Perfect It In-Camera. Then Photoshop
In this video, we're going to take a short break just to talk about perfecting it in camera and then looking to photo shop. Now, I don't want to get too deep into, like the philosophy of this and the morality of photoshopping so let's just leave that out of the equation. Here is my father photo shop is an amazing tool, it's absolutely fantastic what you could do with compositing and artistry and so forth and combining images is absolutely incredible. But for photographers that air delivering thousands of images, you know, on a weekly or monthly basis photoshopping every single one is simply not really in the equation. If you're doing shoots like, say, commercial shoot and you're only delivering a few images, you might spend a lot more your time finishing those images inside a photo shop. But for the rest of us that are doing portrait's and weddings and so forth and editorial shoots and that kind of stuff where you're delivering a group of images that's more than just a small handful, I...
would say photoshopping each and everyone is going to get cumbersome and it's going to take too much time away from the actual process of shooting, which is where you make your money, so what I want to say is that I want you all to get in the habit of perfecting things in camera and to do that I have just a little bit of a process that I want to show you from where we got from our straight out of camera image to where we got the leg room and then photoshopped, and what you're going to see is that we're not doing all that much inside of photo shop, we're just doing a little bit refinement with each step, and our final image compared to our first image is very, very similar, so let's talk about this, so our first images are straight to camera image and there's a couple things that I know I'm going to have to fix in post when it gets to this type of image one we're adding a lot of light to the shot, right? We're adding a lot of light and she has a red dress on that means that we're going to get light refracting off that red dress and causing red highlights in a lot of places on her body. It's going to come from the sun is going to come from everything, so anything, any light that hits or dress or hit the jewelry, it can bounce and create unflattering light, another places, so I know I need to fix that. Number two we're shooting in the middle of the desert so obviously it's warm and she's kind of have a little bit of oily skin so I might need to clean up a little bit of that but otherwise there's certain things in the background that I might need to retouch like, say maybe a little fly weighs in her hair that's not really background but background well, we have some in the foreground we would have this debate where she basically picked up sand we have some tracks from all these like for real devices that are being used in the background, which seems like an absolute blast next time I'm out there, I want to get a sandwich I'll just go crazy would be so much fun, but those kind of things they're just not you know, how would we ever fix that? Like what we're gonna do here? We're going to say, oh, let me get a lighting assistant can you blow the sand back into police or wait for the track to disappear? That's just impractical, right?

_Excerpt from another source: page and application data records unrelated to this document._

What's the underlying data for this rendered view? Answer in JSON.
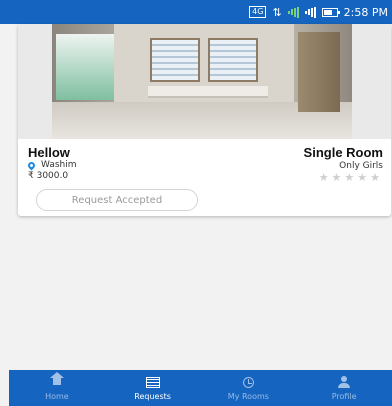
{
  "status_bar": {
    "network_badge": "4G",
    "time": "2:58 PM"
  },
  "listing": {
    "title": "Hellow",
    "location": "Washim",
    "price": "₹ 3000.0",
    "room_type": "Single Room",
    "gender": "Only Girls",
    "stars": "★★★★★",
    "rating": 0,
    "status": "Request Accepted"
  },
  "bottom_nav": {
    "items": [
      {
        "label": "Home",
        "icon": "home-icon"
      },
      {
        "label": "Requests",
        "icon": "list-icon"
      },
      {
        "label": "My Rooms",
        "icon": "clock-icon"
      },
      {
        "label": "Profile",
        "icon": "person-icon"
      }
    ],
    "active": "Requests"
  },
  "colors": {
    "primary": "#1565c0",
    "pin": "#1e88e5",
    "star_empty": "#cfcfcf"
  }
}
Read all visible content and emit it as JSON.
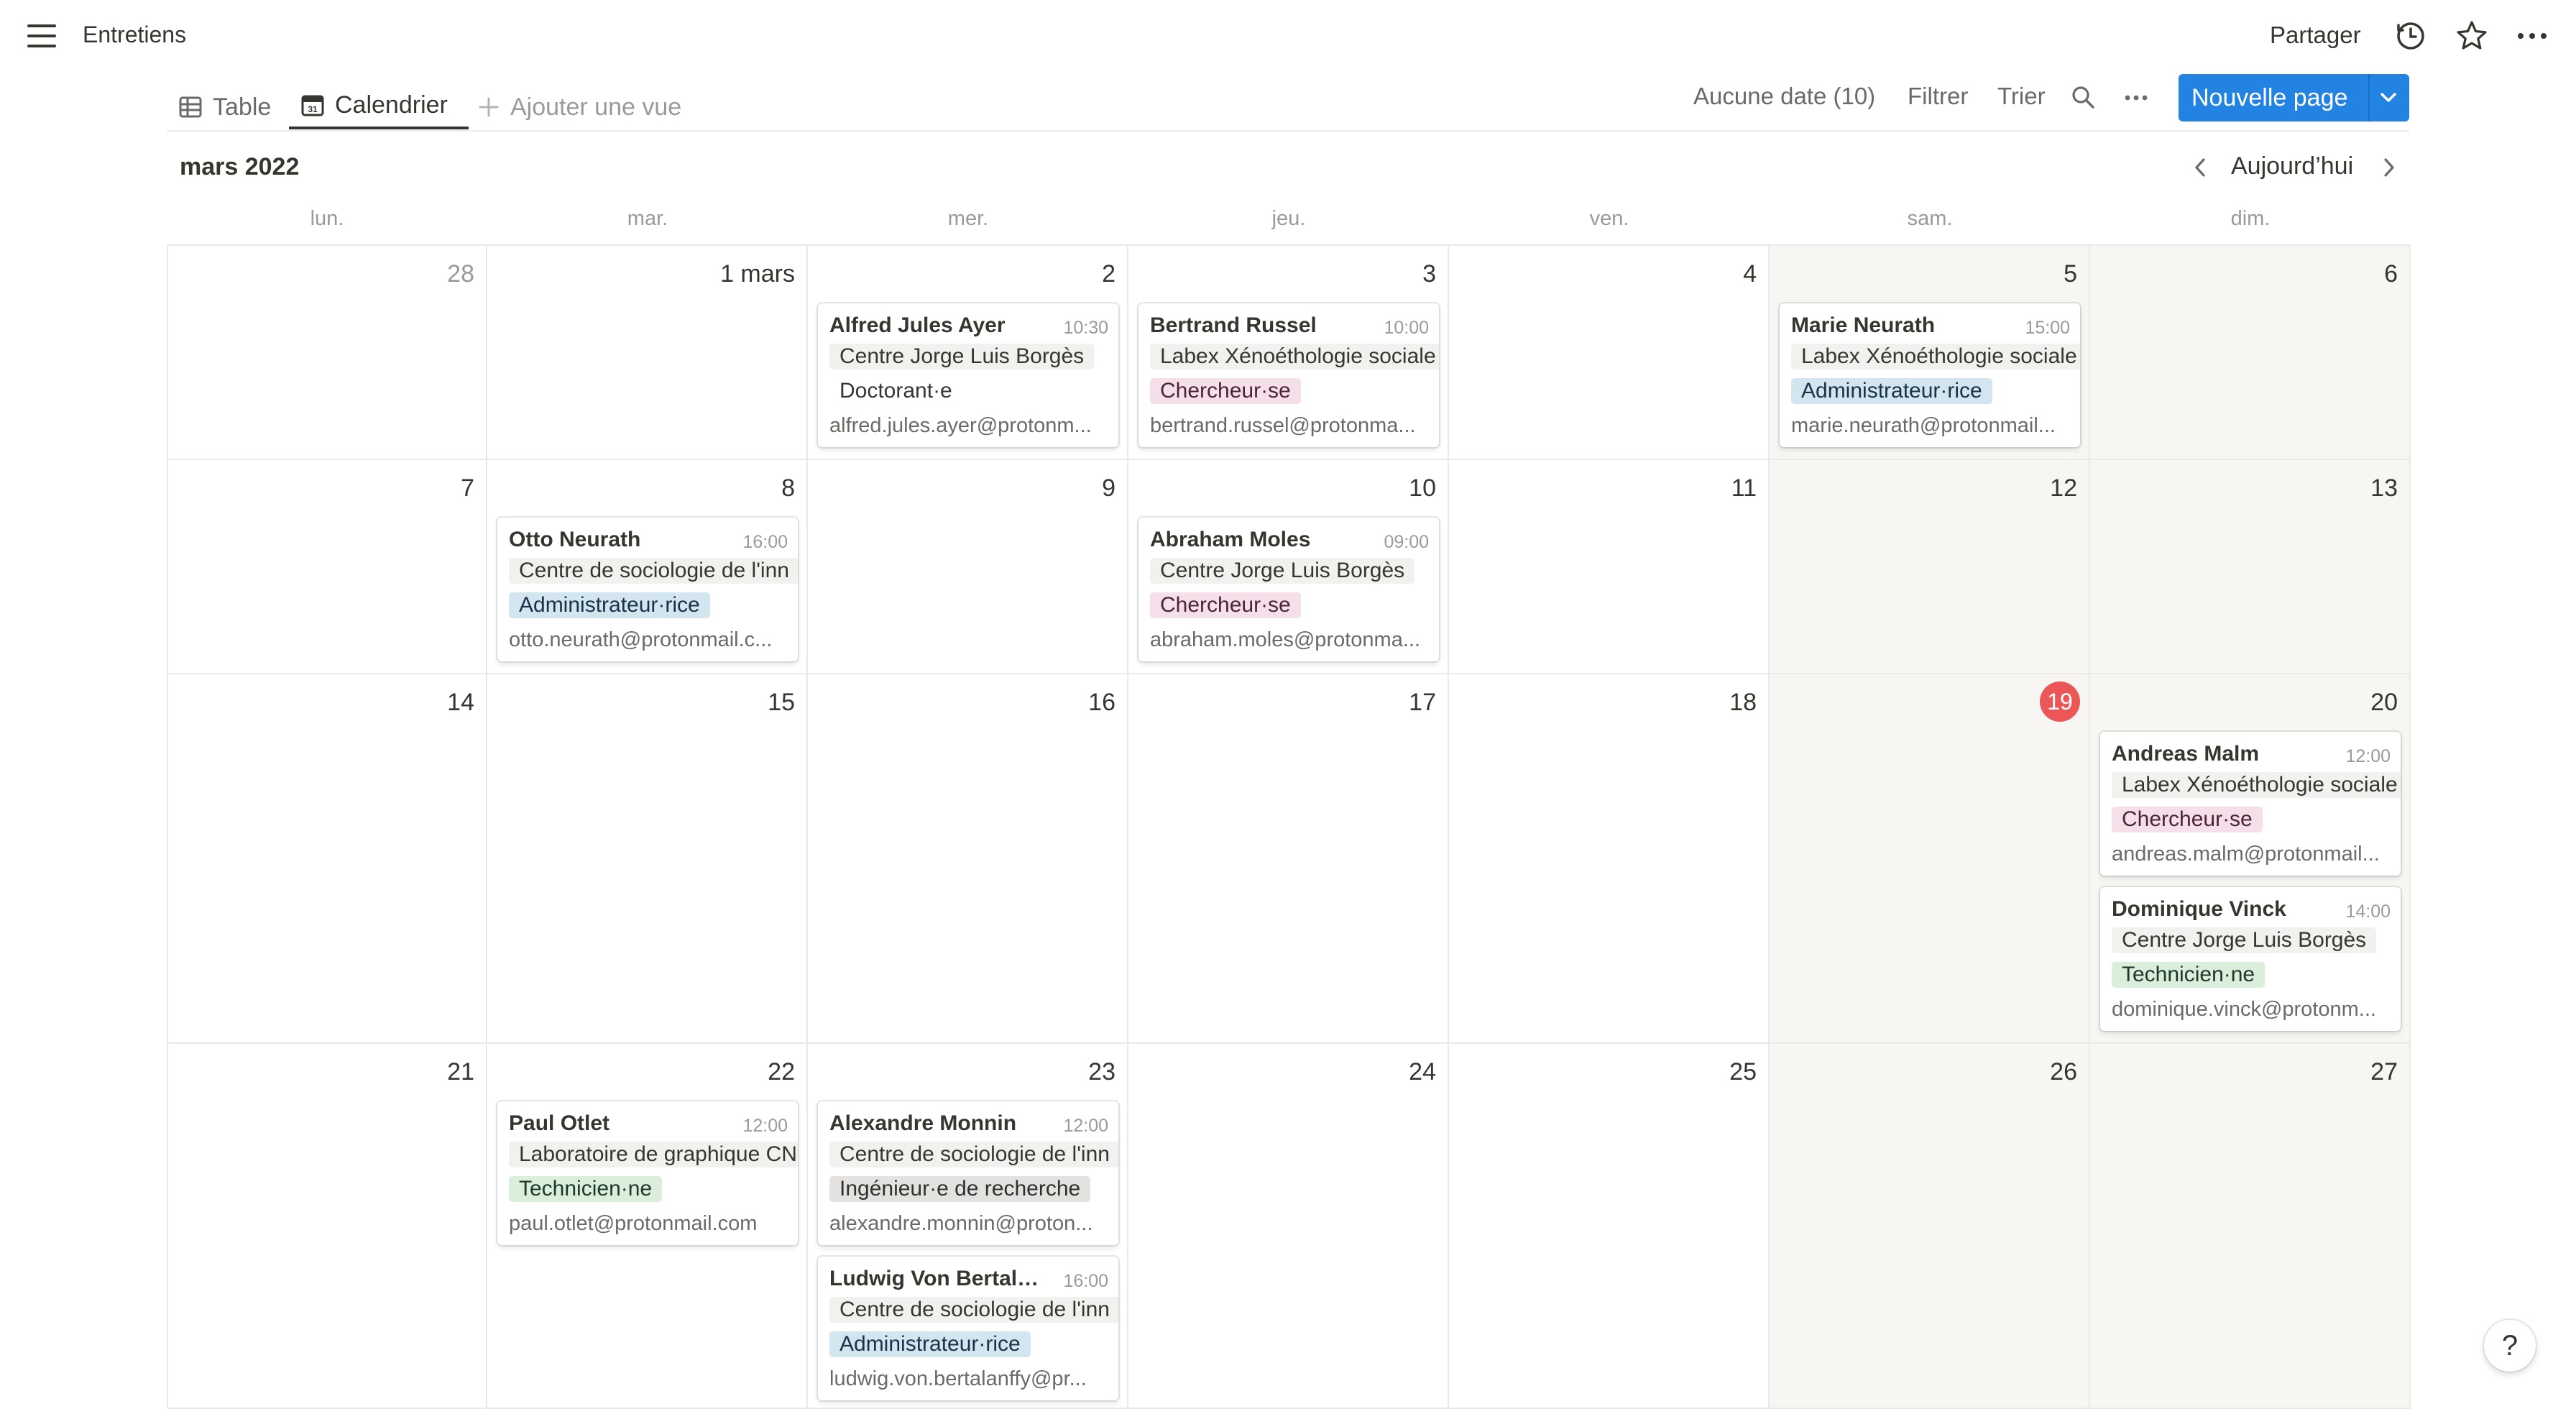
{
  "page_title": "Entretiens",
  "header": {
    "share_label": "Partager",
    "icons": [
      "menu-icon",
      "clock-icon",
      "star-icon",
      "more-icon"
    ]
  },
  "views": [
    {
      "label": "Table",
      "icon": "table-icon",
      "active": false
    },
    {
      "label": "Calendrier",
      "icon": "calendar-icon",
      "active": true
    }
  ],
  "add_view_label": "Ajouter une vue",
  "toolbar": {
    "no_date": "Aucune date (10)",
    "filter": "Filtrer",
    "sort": "Trier",
    "new_page": "Nouvelle page"
  },
  "calendar": {
    "month": "mars 2022",
    "today_label": "Aujourd’hui",
    "weekdays": [
      "lun.",
      "mar.",
      "mer.",
      "jeu.",
      "ven.",
      "sam.",
      "dim."
    ],
    "weeks": [
      [
        "28",
        "1 mars",
        "2",
        "3",
        "4",
        "5",
        "6"
      ],
      [
        "7",
        "8",
        "9",
        "10",
        "11",
        "12",
        "13"
      ],
      [
        "14",
        "15",
        "16",
        "17",
        "18",
        "19",
        "20"
      ],
      [
        "21",
        "22",
        "23",
        "24",
        "25",
        "26",
        "27"
      ]
    ],
    "today_day": "19"
  },
  "tag_colors": {
    "role_pink": {
      "bg": "#f5e0e9",
      "fg": "#4c2337"
    },
    "role_blue": {
      "bg": "#d3e5ef",
      "fg": "#183347"
    },
    "role_green": {
      "bg": "#dbeddb",
      "fg": "#1c3829"
    },
    "role_gray": {
      "bg": "#e3e2e0",
      "fg": "#32302c"
    }
  },
  "events": [
    {
      "week": 0,
      "day": 2,
      "slot": 0,
      "name": "Alfred Jules Ayer",
      "time": "10:30",
      "lab": "Centre Jorge Luis Borgès",
      "role": "Doctorant·e",
      "role_color": "none",
      "email": "alfred.jules.ayer@protonm..."
    },
    {
      "week": 0,
      "day": 3,
      "slot": 0,
      "name": "Bertrand Russel",
      "time": "10:00",
      "lab": "Labex Xénoéthologie sociale",
      "role": "Chercheur·se",
      "role_color": "role_pink",
      "email": "bertrand.russel@protonma..."
    },
    {
      "week": 0,
      "day": 5,
      "slot": 0,
      "name": "Marie Neurath",
      "time": "15:00",
      "lab": "Labex Xénoéthologie sociale",
      "role": "Administrateur·rice",
      "role_color": "role_blue",
      "email": "marie.neurath@protonmail..."
    },
    {
      "week": 1,
      "day": 1,
      "slot": 0,
      "name": "Otto Neurath",
      "time": "16:00",
      "lab": "Centre de sociologie de l'inn",
      "role": "Administrateur·rice",
      "role_color": "role_blue",
      "email": "otto.neurath@protonmail.c..."
    },
    {
      "week": 1,
      "day": 3,
      "slot": 0,
      "name": "Abraham Moles",
      "time": "09:00",
      "lab": "Centre Jorge Luis Borgès",
      "role": "Chercheur·se",
      "role_color": "role_pink",
      "email": "abraham.moles@protonma..."
    },
    {
      "week": 2,
      "day": 6,
      "slot": 0,
      "name": "Andreas Malm",
      "time": "12:00",
      "lab": "Labex Xénoéthologie sociale",
      "role": "Chercheur·se",
      "role_color": "role_pink",
      "email": "andreas.malm@protonmail..."
    },
    {
      "week": 2,
      "day": 6,
      "slot": 1,
      "name": "Dominique Vinck",
      "time": "14:00",
      "lab": "Centre Jorge Luis Borgès",
      "role": "Technicien·ne",
      "role_color": "role_green",
      "email": "dominique.vinck@protonm..."
    },
    {
      "week": 3,
      "day": 1,
      "slot": 0,
      "name": "Paul Otlet",
      "time": "12:00",
      "lab": "Laboratoire de graphique CN",
      "role": "Technicien·ne",
      "role_color": "role_green",
      "email": "paul.otlet@protonmail.com"
    },
    {
      "week": 3,
      "day": 2,
      "slot": 0,
      "name": "Alexandre Monnin",
      "time": "12:00",
      "lab": "Centre de sociologie de l'inn",
      "role": "Ingénieur·e de recherche",
      "role_color": "role_gray",
      "email": "alexandre.monnin@proton..."
    },
    {
      "week": 3,
      "day": 2,
      "slot": 1,
      "name": "Ludwig Von Bertala...",
      "time": "16:00",
      "lab": "Centre de sociologie de l'inn",
      "role": "Administrateur·rice",
      "role_color": "role_blue",
      "email": "ludwig.von.bertalanffy@pr..."
    }
  ],
  "help_label": "?"
}
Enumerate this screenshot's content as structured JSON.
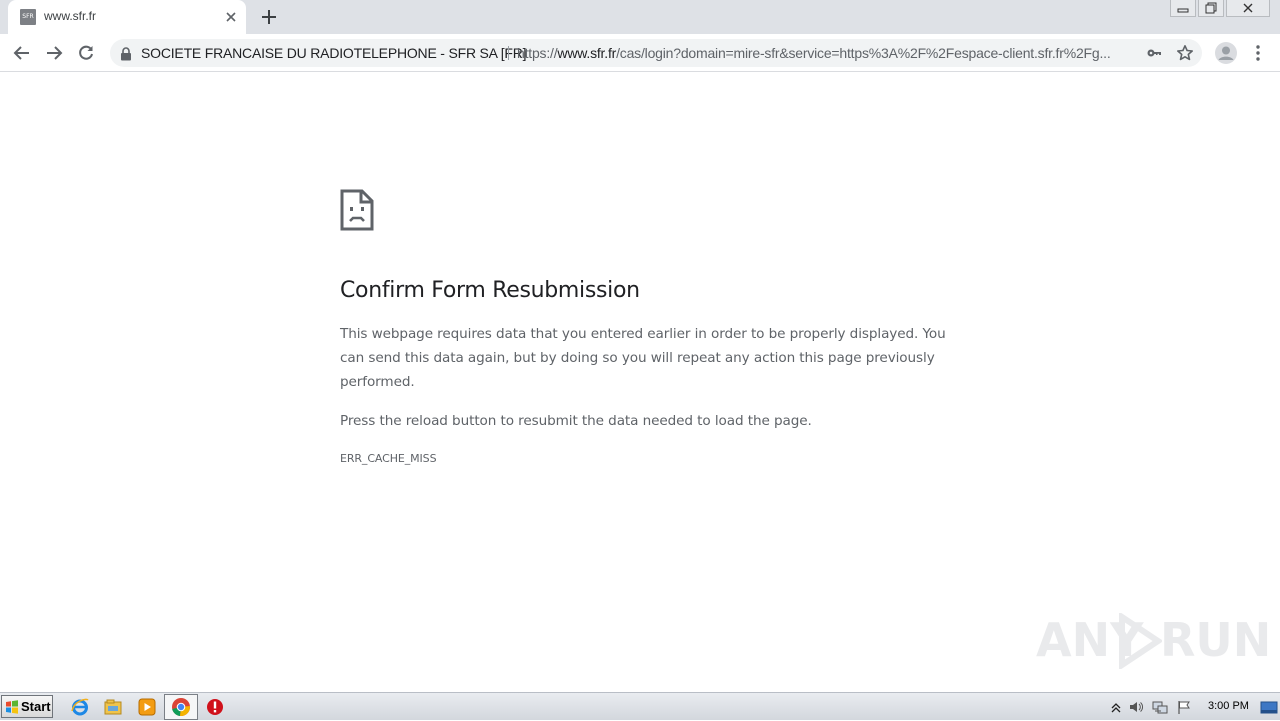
{
  "window": {
    "tab_title": "www.sfr.fr",
    "favicon_text": "SFR"
  },
  "toolbar": {
    "cert_label": "SOCIETE FRANCAISE DU RADIOTELEPHONE - SFR SA [FR]",
    "url_scheme": "https://",
    "url_host": "www.sfr.fr",
    "url_path": "/cas/login?domain=mire-sfr&service=https%3A%2F%2Fespace-client.sfr.fr%2Fg..."
  },
  "error": {
    "title": "Confirm Form Resubmission",
    "paragraph1": "This webpage requires data that you entered earlier in order to be properly displayed. You can send this data again, but by doing so you will repeat any action this page previously performed.",
    "paragraph2": "Press the reload button to resubmit the data needed to load the page.",
    "code": "ERR_CACHE_MISS"
  },
  "watermark": {
    "left": "ANY",
    "right": "RUN"
  },
  "taskbar": {
    "start_label": "Start",
    "clock": "3:00 PM"
  },
  "colors": {
    "tabstrip": "#dee1e6",
    "omnibox": "#f1f3f4",
    "title_text": "#202124",
    "body_text": "#5f6368"
  },
  "icons": [
    "back-icon",
    "forward-icon",
    "reload-icon",
    "lock-icon",
    "key-icon",
    "star-icon",
    "profile-icon",
    "menu-icon",
    "sad-page-icon",
    "ie-icon",
    "explorer-icon",
    "media-player-icon",
    "chrome-icon",
    "stop-icon"
  ]
}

So those air things where we just need to rely on photo shop to help us clean up because it's impractical to try and fix those things in camera, but for the exposure for, you know, the initial dodging and burning and we're gonna talk about that later on to dodging and burning by just adding light, but for those things, we could do it in camera, we can get everything else set in camera and try and get to, you know, try and get the dress and everything as good as possible, and then use photos have to help us fix the rest, so going to step two, we take it in the light room that this is just with the basic, like graham color grading, so all we've really done, you can even see that my white balance, I set that in camera so that I'm as close as I really can be in camera, just looking at the back of my screen to where I want to be in the final image. So why balance? We may be adjusted a tiny bit we've adjusted just overall settings added a bit of contrast to curve, sharpness and so forth. It's really just a one or two click process with a light on preset system to get it to this point, and then we're looking to photo shop and in photo shop, what are we doing? I'm doing retouch over the skin to kind of clean up the well, of course, any blemishes and so forth, but what I'm really looking at is a cleanup areas that have oily skin or areas that are, say over saturated from the red tones and so forth, some kind of cleaning up that I'm adding a little bit of dodging and burning to the skin, just to kind of lift out certain areas and kind of burned certain areas. I'm fixing like the foreground areas in the background stuff, but when you compare these two images, there's, not a whole lot that's been done. Even when we look side by side, you can see that the image for the most part has was shot correctly in camera, and we spent maybe fifteen, twenty minutes, just kind of cleaning up things like flyways and background elements, and cleaning up skin and so forth to get it to the final image. I want you all to get into the habit of this, even if you are creating amazing composites, even if you're just blowing it out of the water. With these crazy, amazing composite, I still want you to get it right on camera, get us far as it can, possibly in camera, and then push it as far as you need to go inside a photo shop. When you do that, when you get things perfected in camera, your results after photo shop are going to be that much better, because the more you manipulate in post production, the more you end up reducing image quality and the mohr it's going to appear unnatural? The more you can do in camera, the better the end result is going to be, regardless of how far you're taking it in photos. That's it for this tutorial. Let's. Go ahead and move to the next one.